**WORK TO COMPLETE**
What you return must match the records below exactly, down to each character.

(Interface dataset entries)
== Segment start ==
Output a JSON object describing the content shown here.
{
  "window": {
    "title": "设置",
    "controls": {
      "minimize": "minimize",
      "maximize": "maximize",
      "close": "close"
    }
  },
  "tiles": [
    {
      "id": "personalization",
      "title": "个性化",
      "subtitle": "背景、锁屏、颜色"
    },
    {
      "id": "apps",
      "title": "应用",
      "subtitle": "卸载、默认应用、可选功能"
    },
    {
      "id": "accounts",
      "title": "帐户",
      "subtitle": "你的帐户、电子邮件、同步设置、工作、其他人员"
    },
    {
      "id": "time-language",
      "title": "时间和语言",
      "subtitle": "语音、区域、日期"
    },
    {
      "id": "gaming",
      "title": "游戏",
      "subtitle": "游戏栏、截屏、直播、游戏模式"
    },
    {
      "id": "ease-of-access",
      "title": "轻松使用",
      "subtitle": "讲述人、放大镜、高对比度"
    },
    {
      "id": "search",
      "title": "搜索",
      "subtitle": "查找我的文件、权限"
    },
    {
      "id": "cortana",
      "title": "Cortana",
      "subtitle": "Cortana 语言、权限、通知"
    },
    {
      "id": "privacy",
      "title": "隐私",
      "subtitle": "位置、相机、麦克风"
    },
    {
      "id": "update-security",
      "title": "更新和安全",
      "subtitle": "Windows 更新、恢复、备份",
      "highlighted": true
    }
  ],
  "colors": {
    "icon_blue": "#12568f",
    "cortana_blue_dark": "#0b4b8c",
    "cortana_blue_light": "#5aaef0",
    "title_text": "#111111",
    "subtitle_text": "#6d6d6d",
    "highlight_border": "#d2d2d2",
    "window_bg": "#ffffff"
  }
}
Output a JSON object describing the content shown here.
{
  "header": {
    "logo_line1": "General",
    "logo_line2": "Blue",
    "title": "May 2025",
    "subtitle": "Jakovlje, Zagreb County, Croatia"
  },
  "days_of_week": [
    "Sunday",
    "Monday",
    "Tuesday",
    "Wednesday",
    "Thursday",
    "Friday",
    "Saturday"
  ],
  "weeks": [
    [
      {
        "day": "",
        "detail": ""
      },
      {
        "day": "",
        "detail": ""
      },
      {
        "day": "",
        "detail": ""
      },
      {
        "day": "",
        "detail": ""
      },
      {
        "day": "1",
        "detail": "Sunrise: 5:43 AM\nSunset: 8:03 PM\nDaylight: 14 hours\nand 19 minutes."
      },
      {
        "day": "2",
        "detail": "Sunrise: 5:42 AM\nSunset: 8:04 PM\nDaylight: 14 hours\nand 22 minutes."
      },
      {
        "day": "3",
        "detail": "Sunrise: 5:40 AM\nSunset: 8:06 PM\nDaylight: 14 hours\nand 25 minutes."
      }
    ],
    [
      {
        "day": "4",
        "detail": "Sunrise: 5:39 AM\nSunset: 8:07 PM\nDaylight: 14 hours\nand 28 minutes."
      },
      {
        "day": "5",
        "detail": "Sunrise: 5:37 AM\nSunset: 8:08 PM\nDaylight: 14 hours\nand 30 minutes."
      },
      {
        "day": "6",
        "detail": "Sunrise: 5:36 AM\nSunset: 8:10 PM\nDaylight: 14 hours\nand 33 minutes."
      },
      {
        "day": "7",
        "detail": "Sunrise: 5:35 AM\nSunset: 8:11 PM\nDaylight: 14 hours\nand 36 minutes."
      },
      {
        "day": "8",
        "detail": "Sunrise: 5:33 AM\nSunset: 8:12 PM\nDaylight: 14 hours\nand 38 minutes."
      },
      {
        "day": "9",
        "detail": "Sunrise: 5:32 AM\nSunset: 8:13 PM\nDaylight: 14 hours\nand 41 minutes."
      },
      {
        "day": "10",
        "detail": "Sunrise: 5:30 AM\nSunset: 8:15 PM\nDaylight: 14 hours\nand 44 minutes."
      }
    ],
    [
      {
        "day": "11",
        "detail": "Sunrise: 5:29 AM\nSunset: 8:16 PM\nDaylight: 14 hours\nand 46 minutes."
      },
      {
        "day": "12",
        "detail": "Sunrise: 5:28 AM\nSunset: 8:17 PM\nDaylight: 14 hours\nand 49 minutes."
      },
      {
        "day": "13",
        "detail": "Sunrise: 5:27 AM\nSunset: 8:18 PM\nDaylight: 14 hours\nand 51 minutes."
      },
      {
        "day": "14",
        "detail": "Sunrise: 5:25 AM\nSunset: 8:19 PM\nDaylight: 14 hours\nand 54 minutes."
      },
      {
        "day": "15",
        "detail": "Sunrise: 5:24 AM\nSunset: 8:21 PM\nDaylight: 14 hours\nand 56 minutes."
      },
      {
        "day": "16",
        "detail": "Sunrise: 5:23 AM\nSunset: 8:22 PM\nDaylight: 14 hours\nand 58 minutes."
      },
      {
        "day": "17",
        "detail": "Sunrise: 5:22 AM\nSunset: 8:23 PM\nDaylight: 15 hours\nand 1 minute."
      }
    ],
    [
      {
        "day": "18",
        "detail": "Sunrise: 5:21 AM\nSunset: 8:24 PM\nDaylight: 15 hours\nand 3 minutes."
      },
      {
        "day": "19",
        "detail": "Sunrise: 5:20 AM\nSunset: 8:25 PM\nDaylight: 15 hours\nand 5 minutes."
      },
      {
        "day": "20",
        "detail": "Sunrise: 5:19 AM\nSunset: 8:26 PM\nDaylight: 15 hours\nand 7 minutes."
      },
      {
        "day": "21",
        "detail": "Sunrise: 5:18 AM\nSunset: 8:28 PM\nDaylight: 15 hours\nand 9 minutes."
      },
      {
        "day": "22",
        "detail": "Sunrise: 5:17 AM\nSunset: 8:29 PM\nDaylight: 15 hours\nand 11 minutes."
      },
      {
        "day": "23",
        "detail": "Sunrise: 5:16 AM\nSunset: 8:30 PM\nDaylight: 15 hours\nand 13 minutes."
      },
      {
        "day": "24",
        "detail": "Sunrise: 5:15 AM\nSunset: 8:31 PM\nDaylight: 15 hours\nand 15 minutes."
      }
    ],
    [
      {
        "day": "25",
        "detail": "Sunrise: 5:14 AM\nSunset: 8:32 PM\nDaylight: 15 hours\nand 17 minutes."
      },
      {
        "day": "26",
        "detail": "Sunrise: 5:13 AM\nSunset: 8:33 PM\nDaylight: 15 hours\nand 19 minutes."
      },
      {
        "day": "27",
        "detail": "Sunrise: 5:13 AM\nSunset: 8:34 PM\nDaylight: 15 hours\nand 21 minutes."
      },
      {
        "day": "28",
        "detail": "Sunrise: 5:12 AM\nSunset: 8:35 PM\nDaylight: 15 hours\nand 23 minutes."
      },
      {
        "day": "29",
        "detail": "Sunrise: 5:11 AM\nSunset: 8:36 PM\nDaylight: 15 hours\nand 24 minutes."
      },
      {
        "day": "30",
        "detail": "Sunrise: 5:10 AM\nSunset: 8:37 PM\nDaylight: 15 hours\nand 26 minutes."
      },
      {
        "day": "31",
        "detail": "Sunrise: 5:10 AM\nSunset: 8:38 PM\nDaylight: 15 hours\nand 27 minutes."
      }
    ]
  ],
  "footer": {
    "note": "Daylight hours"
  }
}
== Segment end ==
**RESULT FOR THIS TASK**
Output a JSON object describing the content shown here.
{
  "window": {
    "title": "设置",
    "controls": {
      "minimize": "minimize",
      "maximize": "maximize",
      "close": "close"
    }
  },
  "tiles": [
    {
      "id": "personalization",
      "title": "个性化",
      "subtitle": "背景、锁屏、颜色"
    },
    {
      "id": "apps",
      "title": "应用",
      "subtitle": "卸载、默认应用、可选功能"
    },
    {
      "id": "accounts",
      "title": "帐户",
      "subtitle": "你的帐户、电子邮件、同步设置、工作、其他人员"
    },
    {
      "id": "time-language",
      "title": "时间和语言",
      "subtitle": "语音、区域、日期"
    },
    {
      "id": "gaming",
      "title": "游戏",
      "subtitle": "游戏栏、截屏、直播、游戏模式"
    },
    {
      "id": "ease-of-access",
      "title": "轻松使用",
      "subtitle": "讲述人、放大镜、高对比度"
    },
    {
      "id": "search",
      "title": "搜索",
      "subtitle": "查找我的文件、权限"
    },
    {
      "id": "cortana",
      "title": "Cortana",
      "subtitle": "Cortana 语言、权限、通知"
    },
    {
      "id": "privacy",
      "title": "隐私",
      "subtitle": "位置、相机、麦克风"
    },
    {
      "id": "update-security",
      "title": "更新和安全",
      "subtitle": "Windows 更新、恢复、备份",
      "highlighted": true
    }
  ],
  "colors": {
    "icon_blue": "#12568f",
    "cortana_blue_dark": "#0b4b8c",
    "cortana_blue_light": "#5aaef0",
    "title_text": "#111111",
    "subtitle_text": "#6d6d6d",
    "highlight_border": "#d2d2d2",
    "window_bg": "#ffffff"
  }
}
Output a JSON object describing the content shown here.
{
  "header": {
    "logo_line1": "General",
    "logo_line2": "Blue",
    "title": "May 2025",
    "subtitle": "Jakovlje, Zagreb County, Croatia"
  },
  "days_of_week": [
    "Sunday",
    "Monday",
    "Tuesday",
    "Wednesday",
    "Thursday",
    "Friday",
    "Saturday"
  ],
  "weeks": [
    [
      {
        "day": "",
        "detail": ""
      },
      {
        "day": "",
        "detail": ""
      },
      {
        "day": "",
        "detail": ""
      },
      {
        "day": "",
        "detail": ""
      },
      {
        "day": "1",
        "detail": "Sunrise: 5:43 AM\nSunset: 8:03 PM\nDaylight: 14 hours\nand 19 minutes."
      },
      {
        "day": "2",
        "detail": "Sunrise: 5:42 AM\nSunset: 8:04 PM\nDaylight: 14 hours\nand 22 minutes."
      },
      {
        "day": "3",
        "detail": "Sunrise: 5:40 AM\nSunset: 8:06 PM\nDaylight: 14 hours\nand 25 minutes."
      }
    ],
    [
      {
        "day": "4",
        "detail": "Sunrise: 5:39 AM\nSunset: 8:07 PM\nDaylight: 14 hours\nand 28 minutes."
      },
      {
        "day": "5",
        "detail": "Sunrise: 5:37 AM\nSunset: 8:08 PM\nDaylight: 14 hours\nand 30 minutes."
      },
      {
        "day": "6",
        "detail": "Sunrise: 5:36 AM\nSunset: 8:10 PM\nDaylight: 14 hours\nand 33 minutes."
      },
      {
        "day": "7",
        "detail": "Sunrise: 5:35 AM\nSunset: 8:11 PM\nDaylight: 14 hours\nand 36 minutes."
      },
      {
        "day": "8",
        "detail": "Sunrise: 5:33 AM\nSunset: 8:12 PM\nDaylight: 14 hours\nand 38 minutes."
      },
      {
        "day": "9",
        "detail": "Sunrise: 5:32 AM\nSunset: 8:13 PM\nDaylight: 14 hours\nand 41 minutes."
      },
      {
        "day": "10",
        "detail": "Sunrise: 5:30 AM\nSunset: 8:15 PM\nDaylight: 14 hours\nand 44 minutes."
      }
    ],
    [
      {
        "day": "11",
        "detail": "Sunrise: 5:29 AM\nSunset: 8:16 PM\nDaylight: 14 hours\nand 46 minutes."
      },
      {
        "day": "12",
        "detail": "Sunrise: 5:28 AM\nSunset: 8:17 PM\nDaylight: 14 hours\nand 49 minutes."
      },
      {
        "day": "13",
        "detail": "Sunrise: 5:27 AM\nSunset: 8:18 PM\nDaylight: 14 hours\nand 51 minutes."
      },
      {
        "day": "14",
        "detail": "Sunrise: 5:25 AM\nSunset: 8:19 PM\nDaylight: 14 hours\nand 54 minutes."
      },
      {
        "day": "15",
        "detail": "Sunrise: 5:24 AM\nSunset: 8:21 PM\nDaylight: 14 hours\nand 56 minutes."
      },
      {
        "day": "16",
        "detail": "Sunrise: 5:23 AM\nSunset: 8:22 PM\nDaylight: 14 hours\nand 58 minutes."
      },
      {
        "day": "17",
        "detail": "Sunrise: 5:22 AM\nSunset: 8:23 PM\nDaylight: 15 hours\nand 1 minute."
      }
    ],
    [
      {
        "day": "18",
        "detail": "Sunrise: 5:21 AM\nSunset: 8:24 PM\nDaylight: 15 hours\nand 3 minutes."
      },
      {
        "day": "19",
        "detail": "Sunrise: 5:20 AM\nSunset: 8:25 PM\nDaylight: 15 hours\nand 5 minutes."
      },
      {
        "day": "20",
        "detail": "Sunrise: 5:19 AM\nSunset: 8:26 PM\nDaylight: 15 hours\nand 7 minutes."
      },
      {
        "day": "21",
        "detail": "Sunrise: 5:18 AM\nSunset: 8:28 PM\nDaylight: 15 hours\nand 9 minutes."
      },
      {
        "day": "22",
        "detail": "Sunrise: 5:17 AM\nSunset: 8:29 PM\nDaylight: 15 hours\nand 11 minutes."
      },
      {
        "day": "23",
        "detail": "Sunrise: 5:16 AM\nSunset: 8:30 PM\nDaylight: 15 hours\nand 13 minutes."
      },
      {
        "day": "24",
        "detail": "Sunrise: 5:15 AM\nSunset: 8:31 PM\nDaylight: 15 hours\nand 15 minutes."
      }
    ],
    [
      {
        "day": "25",
        "detail": "Sunrise: 5:14 AM\nSunset: 8:32 PM\nDaylight: 15 hours\nand 17 minutes."
      },
      {
        "day": "26",
        "detail": "Sunrise: 5:13 AM\nSunset: 8:33 PM\nDaylight: 15 hours\nand 19 minutes."
      },
      {
        "day": "27",
        "detail": "Sunrise: 5:13 AM\nSunset: 8:34 PM\nDaylight: 15 hours\nand 21 minutes."
      },
      {
        "day": "28",
        "detail": "Sunrise: 5:12 AM\nSunset: 8:35 PM\nDaylight: 15 hours\nand 23 minutes."
      },
      {
        "day": "29",
        "detail": "Sunrise: 5:11 AM\nSunset: 8:36 PM\nDaylight: 15 hours\nand 24 minutes."
      },
      {
        "day": "30",
        "detail": "Sunrise: 5:10 AM\nSunset: 8:37 PM\nDaylight: 15 hours\nand 26 minutes."
      },
      {
        "day": "31",
        "detail": "Sunrise: 5:10 AM\nSunset: 8:38 PM\nDaylight: 15 hours\nand 27 minutes."
      }
    ]
  ],
  "footer": {
    "note": "Daylight hours"
  }
}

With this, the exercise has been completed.